OSU Navigation Bar

Election Law @ Moritz Home Page

Election Law @ Moritz

Election Law @ Moritz


Litigation

 

Arizona v. The Inter Tribal Council of Arizona, Inc.

Case Information

Date Filed: May 9, 2006
State: Arizona
Issue: Voter ID
Courts that Heard this Case: U.S. District Court, District of Arizona (Case 2:06-cv-01268-ROS and 3:06-cv-1575-PHX-ROS); U.S. Court of Appeals for the 9th Circuit (Case 06-16702, 06-16706, 08-17094); U.S. Supreme Court (Case 12-71)

Issue:

Original Issue: Whether Arizona's voter identification requirements disparately impact minorities in the state and, as such, are unconstitutional.

Current Issue: Whether, under the Elections Clause of the Consitution, the Circuit Court properly applied a heightened preemption test in this case, allowing the NVRA to preempt Arizona's law.

Status:

Order Granting Rehearing En Banc entered 4/27/11.  Order of Preliminary Information Regarding Rehearing En Banc entered 4/28/11. En banc oral argument scheduled for 6/21/2011. Court of Appeals Opinion filed 4/19/12. Temporary U.S. Supreme Court stay 6/14/12. U.S Supreme Court Stay Vacated 6/28/12. Petition for certiorari filed 7/16/12. Petition for certiorari granted 10/15/12. State Petitioners' Brief filed 12/7/12. Oral argument held 3/18/13. Opinion issued 6/17/13. Final Judgment (District Court) filed 9/11/13.

Case Summary

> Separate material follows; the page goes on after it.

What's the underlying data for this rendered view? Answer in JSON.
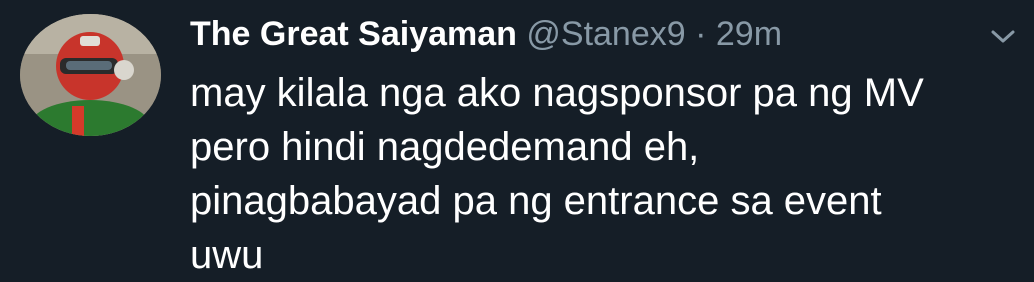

In this case Plaintiffs, registered voters in Arizona and voters' rights groups, challenged Proposition 200, a law that imposed new restrictions on voter registration and voting. Among these restrictions was the requirement that registrants provide proof of citizenship; the six forms of identification valid to prove citizenship are: (1) a state issued driver's license; (2) a U.S. birth certificate; (3) a U.S. passport; (4) a U.S. naturalization document; (5) another immigration document that proves citizenship; or, (6) a Bureau of Indian Affairs card number. When voting at the polls, voters must provide identification with their name, address and photograph, or two forms of identification with their name and address. Voter mail registration applications, prescribed by the U.S. Elections Assistance Commission, are no longer provided.

Plaintiffs claimed that the State of Arizona did not obtain preclearance to stop using the prescribed voter mail registration applications. Plaintiffs also alleged that the voter identification requirements disparately impact Latinos as Latinos are less likely to possess the forms of identification required to register to vote and cast a ballot. Finally, Plaintiffs asserted that the enforcement of these new voter identification requirements diverts funds from programs that would encourage voter turnout. Accordingly, Plaintiffs sought a Preliminary Injunction preventing the enforcement of these voter identification requirements.

The district court denied Plaintiffs' Motion for Preliminary Injunction on September 11, 2006.

Case Analysis and Commentary from Election Law @ Moritz

United States Supreme Court Documents (Second Appeal)

Court of Appeals Documents (Second Appeal)

District Court Documents

Court of Appeals Documents (First Appeal)

United States Supreme Court Documents (First appeal)

Related Links

Commentary

Daniel P. Tokaji

An Ominous Supreme Court Decision

Daniel P. Tokaji

Anyone who cares about the right to vote should be very concerned by yesterday’s 5-4 U.S. Supreme Court decision in Husted v. NAACP . The one-paragraph stay order effectively stops same day registration in Ohio, which was to start today, and reduces the early voting period. The evidence showed that these voting opportunities were heavily used by African American and poor voters, who will be disproportionately burdened by the cuts. Even more disconcerting, however, are the implications of yesterday’s decision for the future of the right to vote.

more commentary...

In the News

Daniel P. Tokaji

Scott Walker case shows growing closeness between politicians and wealthy allies

Professor Daniel Tokaji was quoted in an article in The Washington Post about an investigation into allegations Wisconsin Gov. Scott Walker illegally coordinated fundraising efforts with outside conservative groups during his campaign. State and federal laws restrict candidates from sharing political strategy with outside organizations. Tokaji noted, however, it is sometimes difficult, based on the current laws, to prove what is coordination and what is simply cooperation between the parties.

“They are trying to do as much as they can to cooperate without illegally coordinating — which, in truth, is not that difficult to do, because the line for what counts as coordination is a particularly high bar,” he said.

 

more EL@M in the news...

Info & Analysis

Fourth Circuit Issues Opinion in North Carolina Case, Blocking Part of New Voting Law

Today the Fourth Circuit U.S. Court of Appeals issued an opinion blocking some of the recently enacted changes to North Carolina voting law including the elimination of same day voter registration. The case is North Carolina NAACP v. McCrory.

more info & analysis...